[WHAT THE TASK REQUIRES] Reply with nothing but the number of lines in the data below where the word "LaTeX" occurs.

[MATERIAL FOR THIS TASK]
=-=-=-=-=

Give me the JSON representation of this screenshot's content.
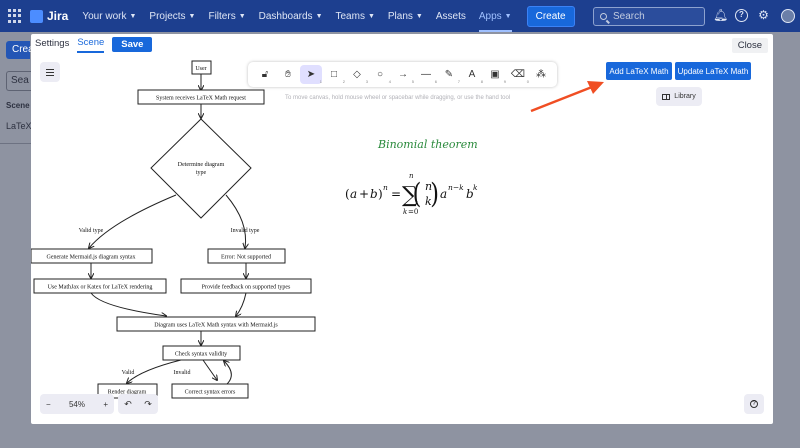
{
  "topbar": {
    "app_name": "Jira",
    "nav": [
      {
        "label": "Your work",
        "caret": true
      },
      {
        "label": "Projects",
        "caret": true
      },
      {
        "label": "Filters",
        "caret": true
      },
      {
        "label": "Dashboards",
        "caret": true
      },
      {
        "label": "Teams",
        "caret": true
      },
      {
        "label": "Plans",
        "caret": true
      },
      {
        "label": "Assets",
        "caret": false
      },
      {
        "label": "Apps",
        "caret": true,
        "active": true
      }
    ],
    "create_label": "Create",
    "search_placeholder": "Search"
  },
  "background_page": {
    "create_partial": "Crea",
    "search_partial": "Sea",
    "scene_partial": "Scene N",
    "latex_partial": "LaTeX"
  },
  "modal": {
    "tab_settings": "Settings",
    "tab_scene": "Scene",
    "save_label": "Save",
    "close_label": "Close",
    "add_latex_label": "Add LaTeX Math",
    "update_latex_label": "Update LaTeX Math",
    "library_label": "Library",
    "hint": "To move canvas, hold mouse wheel or spacebar while dragging, or use the hand tool",
    "zoom": "54%",
    "binomial_title": "Binomial theorem",
    "tools": [
      {
        "icon": "lock-icon",
        "glyph": "🔓︎",
        "num": ""
      },
      {
        "icon": "hand-icon",
        "glyph": "✋︎",
        "num": ""
      },
      {
        "icon": "selection-icon",
        "glyph": "➤",
        "num": "1",
        "active": true
      },
      {
        "icon": "rectangle-icon",
        "glyph": "□",
        "num": "2"
      },
      {
        "icon": "diamond-icon",
        "glyph": "◇",
        "num": "3"
      },
      {
        "icon": "ellipse-icon",
        "glyph": "○",
        "num": "4"
      },
      {
        "icon": "arrow-icon",
        "glyph": "→",
        "num": "5"
      },
      {
        "icon": "line-icon",
        "glyph": "—",
        "num": "6"
      },
      {
        "icon": "draw-icon",
        "glyph": "✎",
        "num": "7"
      },
      {
        "icon": "text-icon",
        "glyph": "A",
        "num": "8"
      },
      {
        "icon": "image-icon",
        "glyph": "▣",
        "num": "9"
      },
      {
        "icon": "eraser-icon",
        "glyph": "⌫",
        "num": "0"
      },
      {
        "icon": "shapes-icon",
        "glyph": "⁂",
        "num": ""
      }
    ]
  },
  "diagram": {
    "user": "User",
    "request": "System receives LaTeX Math request",
    "determine_line1": "Determine diagram",
    "determine_line2": "type",
    "valid_type": "Valid type",
    "invalid_type": "Invalid type",
    "generate": "Generate Mermaid.js diagram syntax",
    "error": "Error: Not supported",
    "use_mathjax": "Use MathJax or Katex for LaTeX rendering",
    "feedback": "Provide feedback on supported types",
    "uses_latex": "Diagram uses LaTeX Math syntax with Mermaid.js",
    "check": "Check syntax validity",
    "valid": "Valid",
    "invalid": "Invalid",
    "render": "Render diagram",
    "correct": "Correct syntax errors"
  },
  "colors": {
    "topbar": "#1d3f8f",
    "accent": "#1868db",
    "annotation_arrow": "#f04e23",
    "binomial_green": "#2a8a3c"
  }
}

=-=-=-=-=

[ANSWER SPACE] 6